8) When he addressed his audience: ‘the deepest impression of your kindness will always remain here (Putting his hand on his breast) fixed and unalterable’ (cf. I. Mackintosh & G. Ashton, The Georgian Playhouse, Actors, Artists, Audiences and Architecture 1730-1830, exhibition catalogue, Arts Council, 1975, no.90).
9) See R. G. Stewart, Robert Edge Pine, A British Portrait Painter in America 1784-88, exhibition catalogue, Washington, 1979, pp 111, 117; illus. I. Mackintosh & G. Ashton, The Georgian Playhouse, Actors, Artists, Audiences and Architecture 1730-1830, exhibition catalogue, Arts Council, 1975, no.62, and Theatre: the Age of Garrick, Courtauld Institute, 1994, no.54.
10) G. Ashton, Pictures in the Garrick Club, ed. K. A. Burnim & A. Wilton, 1997, no.240.
11) Mrs R. L. Poole, Catalogue of Portraits in the possession of the University, Colleges and City and County of Oxford, III, p 72.
12) Illus. D. M. Little & G. M. Kahrl, The Letters of David Garrick, 1963, III, p 1265.

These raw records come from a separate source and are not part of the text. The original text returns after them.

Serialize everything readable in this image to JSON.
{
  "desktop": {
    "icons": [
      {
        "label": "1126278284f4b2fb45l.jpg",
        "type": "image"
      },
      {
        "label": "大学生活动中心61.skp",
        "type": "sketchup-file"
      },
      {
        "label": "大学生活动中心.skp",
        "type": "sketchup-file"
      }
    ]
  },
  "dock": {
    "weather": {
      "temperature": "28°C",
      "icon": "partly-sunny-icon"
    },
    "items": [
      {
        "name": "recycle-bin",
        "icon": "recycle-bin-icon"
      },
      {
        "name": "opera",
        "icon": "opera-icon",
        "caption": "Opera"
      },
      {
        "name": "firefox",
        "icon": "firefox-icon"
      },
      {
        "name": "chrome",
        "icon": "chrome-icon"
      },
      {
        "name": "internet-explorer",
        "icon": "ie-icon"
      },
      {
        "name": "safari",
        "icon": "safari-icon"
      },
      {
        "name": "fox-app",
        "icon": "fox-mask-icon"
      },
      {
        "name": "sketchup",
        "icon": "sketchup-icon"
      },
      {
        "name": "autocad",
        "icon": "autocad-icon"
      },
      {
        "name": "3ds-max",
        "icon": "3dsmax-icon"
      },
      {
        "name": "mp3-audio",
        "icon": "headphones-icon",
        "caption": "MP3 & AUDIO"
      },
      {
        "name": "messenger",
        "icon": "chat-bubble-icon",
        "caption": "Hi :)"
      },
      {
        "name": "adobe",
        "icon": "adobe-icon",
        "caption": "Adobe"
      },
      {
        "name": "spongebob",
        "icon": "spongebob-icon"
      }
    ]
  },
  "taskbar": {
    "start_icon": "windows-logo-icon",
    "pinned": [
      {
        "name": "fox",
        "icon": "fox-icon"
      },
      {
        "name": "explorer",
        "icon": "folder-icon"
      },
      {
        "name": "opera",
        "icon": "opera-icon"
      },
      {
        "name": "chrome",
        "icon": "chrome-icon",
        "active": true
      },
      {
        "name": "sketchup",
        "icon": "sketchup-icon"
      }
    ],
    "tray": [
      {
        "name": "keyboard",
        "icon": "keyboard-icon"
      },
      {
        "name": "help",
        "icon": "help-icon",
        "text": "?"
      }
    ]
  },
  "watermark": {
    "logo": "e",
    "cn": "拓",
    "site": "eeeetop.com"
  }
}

Physical descriptionback to top

Brown eyes, white hair, wearing a fur-lined purple coat and a gold and light blue waistcoat; a green cloth on the table.

Provenanceback to top

Sir Richard Sullivan (d. 1806), 1st Bt, of Ember Court, Thames Ditton;1 his son Sir Charles Sullivan, 3rd Bt; sold Christie’s, 18 June 1859, lot 26 as Romney, Portrait of Garrick, Painted for Sir Richard Sullivan, bought Farrer for the NPG.

1 ‘painted for my father - original- and said by Mrs Garrick to be the best likeness ever made’ (Sir Charles Sullivan to Scharf, 9 June 1858; NPG archive).

Exhibitionsback to top

Johnson and the Lichfield Circle, Lichfield, 1959 (9); Samuel Johnson, Londoner, Royal Exchange, London, 1964; Pickpocketing the Rich, Bath (Holburne), 2002 (41).

Reproductionsback to top

W. Dickinson 1778 (a proof bears the scratched date 1 December 1776);1 R. Cooper 1815. Reduced plates by W. Holl 1819, C. T. Warren 1824 and J. Rogers.

This extended catalogue entry is from the out-of-print National Portrait Gallery collection catalogue: John Ingamells, National Portrait Gallery: Mid-Georgian Portraits 1760-1790, National Portrait Gallery, 2004, and is as published then. For the most up-to-date details on individual Collection works, we recommend reading the information provided in the Search the Collection results on this website in parallel with this text.

View all known portraits for David Garrick